*** Provided material ***

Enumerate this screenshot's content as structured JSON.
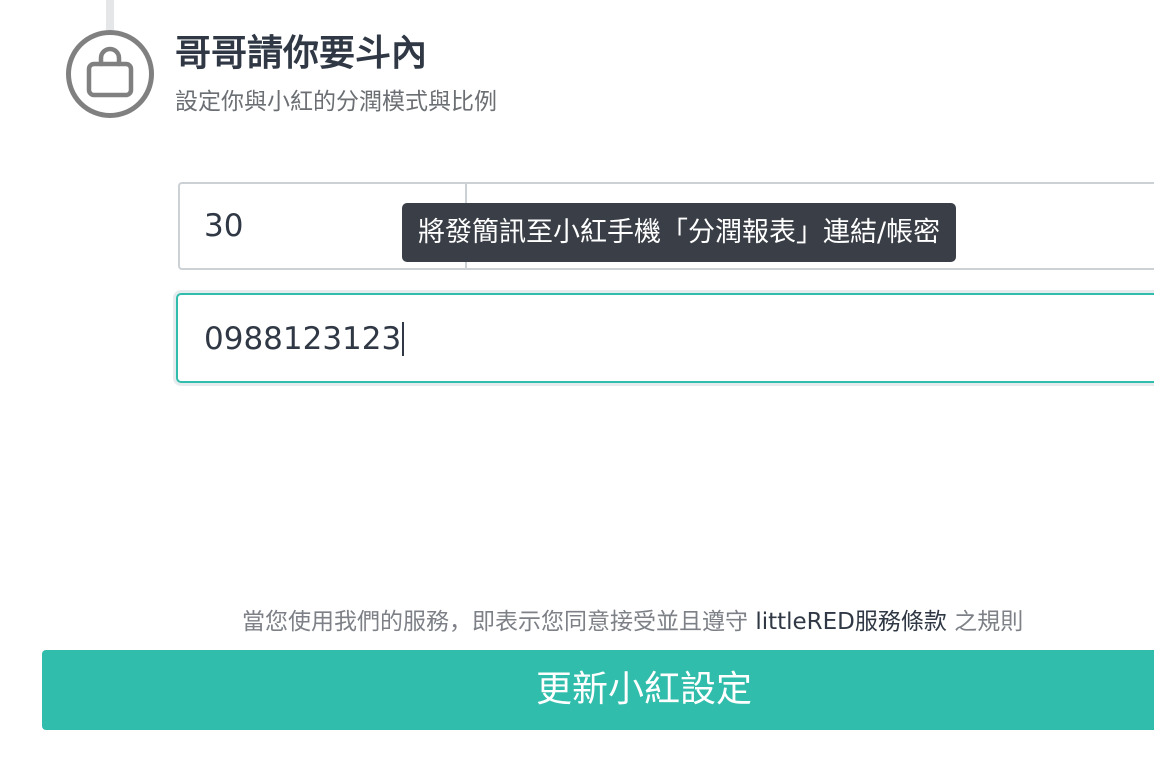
{
  "step": {
    "icon": "shopping-bag-icon",
    "title": "哥哥請你要斗內",
    "subtitle": "設定你與小紅的分潤模式與比例"
  },
  "split": {
    "ratio_value": "30",
    "tooltip": "將發簡訊至小紅手機「分潤報表」連結/帳密"
  },
  "phone": {
    "value": "0988123123"
  },
  "terms": {
    "prefix": "當您使用我們的服務，即表示您同意接受並且遵守 ",
    "link": "littleRED服務條款",
    "suffix": " 之規則"
  },
  "submit_label": "更新小紅設定",
  "colors": {
    "accent": "#31bdab",
    "title": "#2f3844",
    "muted": "#6b6f73",
    "tooltip_bg": "#3a3f47"
  }
}
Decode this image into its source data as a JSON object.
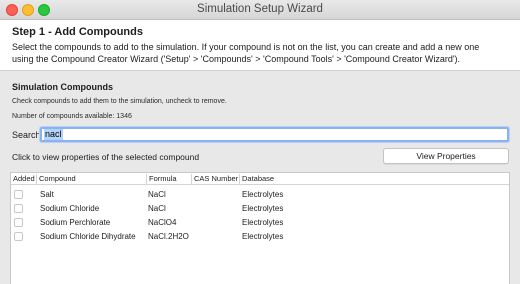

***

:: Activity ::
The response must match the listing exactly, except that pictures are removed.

:: Answer for the task ::
Enumerate this screenshot's content as structured JSON.
{
  "step": {
    "icon": "shopping-bag-icon",
    "title": "哥哥請你要斗內",
    "subtitle": "設定你與小紅的分潤模式與比例"
  },
  "split": {
    "ratio_value": "30",
    "tooltip": "將發簡訊至小紅手機「分潤報表」連結/帳密"
  },
  "phone": {
    "value": "0988123123"
  },
  "terms": {
    "prefix": "當您使用我們的服務，即表示您同意接受並且遵守 ",
    "link": "littleRED服務條款",
    "suffix": " 之規則"
  },
  "submit_label": "更新小紅設定",
  "colors": {
    "accent": "#31bdab",
    "title": "#2f3844",
    "muted": "#6b6f73",
    "tooltip_bg": "#3a3f47"
  }
}
Decode this image into its source data as a JSON object.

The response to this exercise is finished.